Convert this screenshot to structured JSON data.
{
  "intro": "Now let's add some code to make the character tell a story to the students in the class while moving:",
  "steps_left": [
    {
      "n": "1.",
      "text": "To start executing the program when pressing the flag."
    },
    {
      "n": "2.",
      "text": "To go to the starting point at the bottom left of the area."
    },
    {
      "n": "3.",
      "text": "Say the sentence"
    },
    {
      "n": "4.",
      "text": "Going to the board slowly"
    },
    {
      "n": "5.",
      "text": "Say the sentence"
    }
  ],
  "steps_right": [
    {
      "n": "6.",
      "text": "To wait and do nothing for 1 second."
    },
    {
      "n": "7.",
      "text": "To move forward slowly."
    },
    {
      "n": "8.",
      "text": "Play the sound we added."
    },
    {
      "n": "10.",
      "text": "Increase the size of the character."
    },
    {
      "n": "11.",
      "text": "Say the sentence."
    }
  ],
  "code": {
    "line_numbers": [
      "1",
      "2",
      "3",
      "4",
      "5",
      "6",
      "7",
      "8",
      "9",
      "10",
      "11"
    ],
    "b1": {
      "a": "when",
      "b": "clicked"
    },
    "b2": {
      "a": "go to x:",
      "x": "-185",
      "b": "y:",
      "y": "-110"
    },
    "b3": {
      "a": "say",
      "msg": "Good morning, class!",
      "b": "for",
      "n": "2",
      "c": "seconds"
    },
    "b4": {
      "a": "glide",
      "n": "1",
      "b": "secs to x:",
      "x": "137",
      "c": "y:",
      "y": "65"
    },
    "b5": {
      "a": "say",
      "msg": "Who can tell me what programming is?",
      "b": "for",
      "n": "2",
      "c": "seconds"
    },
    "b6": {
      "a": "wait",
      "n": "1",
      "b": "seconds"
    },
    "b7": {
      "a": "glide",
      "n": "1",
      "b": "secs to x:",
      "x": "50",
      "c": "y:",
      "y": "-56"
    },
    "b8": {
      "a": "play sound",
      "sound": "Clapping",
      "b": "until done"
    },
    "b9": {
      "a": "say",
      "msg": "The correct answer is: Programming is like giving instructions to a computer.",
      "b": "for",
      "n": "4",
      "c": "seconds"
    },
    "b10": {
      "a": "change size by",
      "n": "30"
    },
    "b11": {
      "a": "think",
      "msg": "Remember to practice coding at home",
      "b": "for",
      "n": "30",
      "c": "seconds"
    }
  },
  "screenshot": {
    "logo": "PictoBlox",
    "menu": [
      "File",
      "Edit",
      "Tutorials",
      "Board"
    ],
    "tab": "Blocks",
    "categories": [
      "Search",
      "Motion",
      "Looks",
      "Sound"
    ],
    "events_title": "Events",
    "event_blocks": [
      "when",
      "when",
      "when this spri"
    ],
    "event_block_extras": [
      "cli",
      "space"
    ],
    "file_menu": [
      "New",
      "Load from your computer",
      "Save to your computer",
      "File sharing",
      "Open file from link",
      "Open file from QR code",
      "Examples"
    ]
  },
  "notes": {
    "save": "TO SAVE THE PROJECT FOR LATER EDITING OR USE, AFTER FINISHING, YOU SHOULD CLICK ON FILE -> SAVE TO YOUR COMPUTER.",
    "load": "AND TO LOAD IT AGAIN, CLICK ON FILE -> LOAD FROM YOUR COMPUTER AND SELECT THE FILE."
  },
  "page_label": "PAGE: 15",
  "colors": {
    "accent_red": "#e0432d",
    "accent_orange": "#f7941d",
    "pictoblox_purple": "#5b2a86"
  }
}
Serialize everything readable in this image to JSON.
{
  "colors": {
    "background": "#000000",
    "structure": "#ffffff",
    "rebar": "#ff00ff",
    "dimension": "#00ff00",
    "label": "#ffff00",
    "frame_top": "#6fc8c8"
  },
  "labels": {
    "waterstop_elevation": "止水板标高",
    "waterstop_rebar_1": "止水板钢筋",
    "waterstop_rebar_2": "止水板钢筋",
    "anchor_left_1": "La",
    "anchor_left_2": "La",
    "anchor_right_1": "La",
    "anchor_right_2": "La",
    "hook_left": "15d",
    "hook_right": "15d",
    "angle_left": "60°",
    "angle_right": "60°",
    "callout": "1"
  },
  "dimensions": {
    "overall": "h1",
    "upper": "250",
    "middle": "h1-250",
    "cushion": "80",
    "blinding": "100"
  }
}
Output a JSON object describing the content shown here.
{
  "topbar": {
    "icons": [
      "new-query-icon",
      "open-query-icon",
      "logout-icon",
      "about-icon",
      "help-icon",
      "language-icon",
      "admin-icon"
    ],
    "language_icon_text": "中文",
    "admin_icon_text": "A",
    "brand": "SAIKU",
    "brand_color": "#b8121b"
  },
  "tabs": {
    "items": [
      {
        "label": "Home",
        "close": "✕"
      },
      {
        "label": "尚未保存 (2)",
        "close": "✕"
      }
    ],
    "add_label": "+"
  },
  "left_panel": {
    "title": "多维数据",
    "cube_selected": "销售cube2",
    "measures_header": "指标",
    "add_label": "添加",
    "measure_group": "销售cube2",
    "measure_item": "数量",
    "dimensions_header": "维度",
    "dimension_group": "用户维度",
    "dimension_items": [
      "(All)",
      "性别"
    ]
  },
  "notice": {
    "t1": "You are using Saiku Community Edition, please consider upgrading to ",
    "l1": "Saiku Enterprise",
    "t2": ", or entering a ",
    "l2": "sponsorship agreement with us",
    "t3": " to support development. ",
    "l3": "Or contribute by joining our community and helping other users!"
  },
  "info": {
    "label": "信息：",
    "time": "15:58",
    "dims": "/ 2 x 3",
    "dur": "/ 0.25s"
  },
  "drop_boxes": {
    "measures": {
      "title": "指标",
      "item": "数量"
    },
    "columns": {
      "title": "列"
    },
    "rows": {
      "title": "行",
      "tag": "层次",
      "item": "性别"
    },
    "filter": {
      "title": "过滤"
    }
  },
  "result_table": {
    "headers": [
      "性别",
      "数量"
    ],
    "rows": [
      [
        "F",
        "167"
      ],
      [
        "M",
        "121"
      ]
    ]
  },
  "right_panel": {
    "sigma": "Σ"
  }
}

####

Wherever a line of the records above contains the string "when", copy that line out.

> _ANSWER BOX_
      "text": "To start executing the program when pressing the flag."
      "a": "when",
      "when",
      "when",
      "when this spri"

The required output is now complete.